Collected data:
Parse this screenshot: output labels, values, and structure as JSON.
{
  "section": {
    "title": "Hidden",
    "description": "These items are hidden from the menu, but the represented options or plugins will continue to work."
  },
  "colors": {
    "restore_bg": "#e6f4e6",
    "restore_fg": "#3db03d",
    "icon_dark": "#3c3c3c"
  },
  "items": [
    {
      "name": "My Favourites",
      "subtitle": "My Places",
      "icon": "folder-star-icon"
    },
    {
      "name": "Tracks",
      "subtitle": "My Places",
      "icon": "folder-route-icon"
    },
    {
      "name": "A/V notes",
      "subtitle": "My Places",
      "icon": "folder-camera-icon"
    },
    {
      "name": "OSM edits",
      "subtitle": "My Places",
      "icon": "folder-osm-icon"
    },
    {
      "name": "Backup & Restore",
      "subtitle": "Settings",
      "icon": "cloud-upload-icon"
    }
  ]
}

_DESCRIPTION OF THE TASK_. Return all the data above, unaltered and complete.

_PROBLEM SOLUTION_.
Parse this screenshot: output labels, values, and structure as JSON.
{
  "section": {
    "title": "Hidden",
    "description": "These items are hidden from the menu, but the represented options or plugins will continue to work."
  },
  "colors": {
    "restore_bg": "#e6f4e6",
    "restore_fg": "#3db03d",
    "icon_dark": "#3c3c3c"
  },
  "items": [
    {
      "name": "My Favourites",
      "subtitle": "My Places",
      "icon": "folder-star-icon"
    },
    {
      "name": "Tracks",
      "subtitle": "My Places",
      "icon": "folder-route-icon"
    },
    {
      "name": "A/V notes",
      "subtitle": "My Places",
      "icon": "folder-camera-icon"
    },
    {
      "name": "OSM edits",
      "subtitle": "My Places",
      "icon": "folder-osm-icon"
    },
    {
      "name": "Backup & Restore",
      "subtitle": "Settings",
      "icon": "cloud-upload-icon"
    }
  ]
}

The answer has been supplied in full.